This was the way to deal with the troublemakers, to make them certain that it was no trouble to love them.
She talked about what time she had left to play with her teenage boy, how walks and talks sometimes work, but the more the years piled on, the harder it became.
I came home with her story and her eyes and this burden, me here with my own children who can seem like nothing but trouble at times. I came home remembering what that discerning director had said…how the play pleases them so much that soon they want to please you, to do what you ask because they know you’d do anything for them.
And so I started a small thing right here. I started to play.
I started stopping all the work, throwing in the towel and just plain playing.
I remember reading a few years back about a mom who was intentionally playing with her kids 30 minutes a day. And that goal seemed so lame to me. Who needs a goal like that?
Apparently I do.
The dusty furniture and the crumbs on the floor, the dish stacks and laundry piles and the school checklist, all of it can push me to the edge of the margin until there’s just not a moment left to play.
I was starting our day right off with Bible reading and school work and forgetting to just sit down in pajamas and giggle.
I was taking us from this activity to that and forgetting to tickle like a monster and chase like a lion.
I was cleaning and straightening and never stopping to actually play with the toys I was always putting away.
And no wonder there was trouble here.
How can I so easily forget the way God is with me? It’s His kindness that leads me to repentance, how could anything but playful kindness lead my children?
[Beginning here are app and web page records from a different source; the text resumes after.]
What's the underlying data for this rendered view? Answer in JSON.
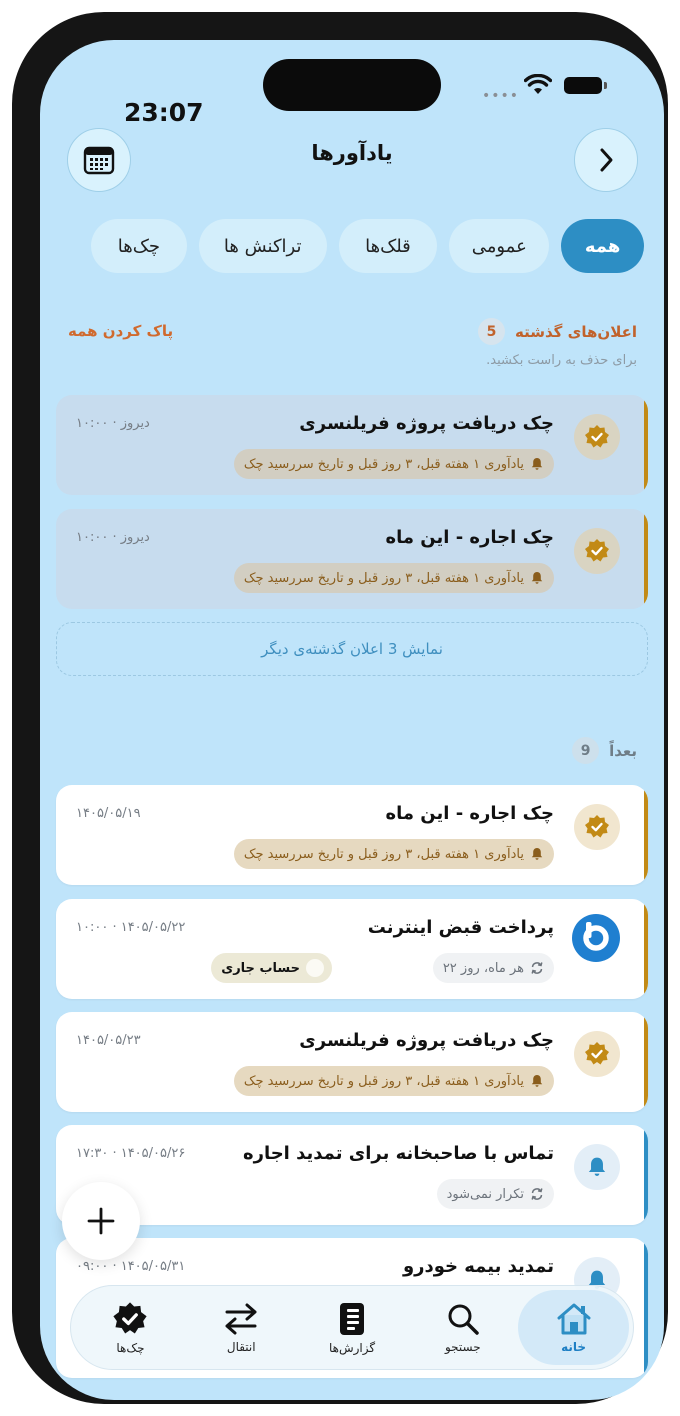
{
  "status_bar": {
    "time": "23:07",
    "signal": "••••"
  },
  "header": {
    "title": "یادآورها",
    "back_icon": "chevron-right-icon",
    "calendar_icon": "calendar-icon"
  },
  "tabs": [
    {
      "label": "همه",
      "active": true
    },
    {
      "label": "عمومی",
      "active": false
    },
    {
      "label": "قلک‌ها",
      "active": false
    },
    {
      "label": "تراکنش ها",
      "active": false
    },
    {
      "label": "چک‌ها",
      "active": false
    }
  ],
  "past": {
    "title": "اعلان‌های گذشته",
    "count": "5",
    "hint": "برای حذف به راست بکشید.",
    "clear_all": "پاک کردن همه",
    "items": [
      {
        "title": "چک دریافت پروژه فریلنسری",
        "date": "دیروز · ۱۰:۰۰",
        "reminder": "یادآوری ۱ هفته قبل، ۳ روز قبل و تاریخ سررسید چک"
      },
      {
        "title": "چک اجاره - این ماه",
        "date": "دیروز · ۱۰:۰۰",
        "reminder": "یادآوری ۱ هفته قبل، ۳ روز قبل و تاریخ سررسید چک"
      }
    ],
    "show_more": "نمایش 3 اعلان گذشته‌ی دیگر"
  },
  "upcoming": {
    "title": "بعداً",
    "count": "9",
    "items": [
      {
        "title": "چک اجاره - این ماه",
        "date": "۱۴۰۵/۰۵/۱۹",
        "reminder": "یادآوری ۱ هفته قبل، ۳ روز قبل و تاریخ سررسید چک"
      },
      {
        "title": "پرداخت قبض اینترنت",
        "date": "۱۴۰۵/۰۵/۲۲ · ۱۰:۰۰",
        "repeat": "هر ماه، روز ۲۲",
        "account": "حساب جاری"
      },
      {
        "title": "چک دریافت پروژه فریلنسری",
        "date": "۱۴۰۵/۰۵/۲۳",
        "reminder": "یادآوری ۱ هفته قبل، ۳ روز قبل و تاریخ سررسید چک"
      },
      {
        "title": "تماس با صاحبخانه برای تمدید اجاره",
        "date": "۱۴۰۵/۰۵/۲۶ · ۱۷:۳۰",
        "repeat": "تکرار نمی‌شود"
      },
      {
        "title": "تمدید بیمه خودرو",
        "date": "۱۴۰۵/۰۵/۳۱ · ۰۹:۰۰"
      }
    ]
  },
  "colors": {
    "background": "#bfe4fa",
    "accent_blue": "#2d8ec4",
    "check_accent": "#c28a16",
    "orange": "#d06a2e"
  },
  "bottom_nav": [
    {
      "label": "خانه",
      "icon": "home-icon",
      "active": true
    },
    {
      "label": "جستجو",
      "icon": "search-icon",
      "active": false
    },
    {
      "label": "گزارش‌ها",
      "icon": "report-icon",
      "active": false
    },
    {
      "label": "انتقال",
      "icon": "transfer-icon",
      "active": false
    },
    {
      "label": "چک‌ها",
      "icon": "check-badge-icon",
      "active": false
    }
  ]
}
It’s Him that loves me first before I can ever love, how can I expect my children to lovingly obey when they aren’t convinced that I love them already?
Can I tell you things have changed? Not overnight, but over the nights, the small times of play have added up and things are different around here. The kids wake up teasing me, begging me for a tickle, telling me to be a lion, asking me to chase, wondering if I’ll play with them. There are still moments of discipline, for certain. But they are fewer and further between.
And we’re laughing here. We’re all laughing, even me, with the mess and the mishaps and the crazy chaos. The more I reach out to love and play with them, the more I really feel like I really do love them. Perhaps God uses these pitiful little efforts of mine and is actually giving me more love. Who knows?
Play time is a small thing, but it has made all the difference here.
“At that time Jesus said, “I praise you, Father, Lord of heaven and earth, because you have hidden these things from the wise and learned, and revealed them to little children.Yes, Father, for this is what you were pleased to do.” Matthew 11:25-26
This is one in a series of posts this season about small things that God has done in me this year. Read more posts here: Small Things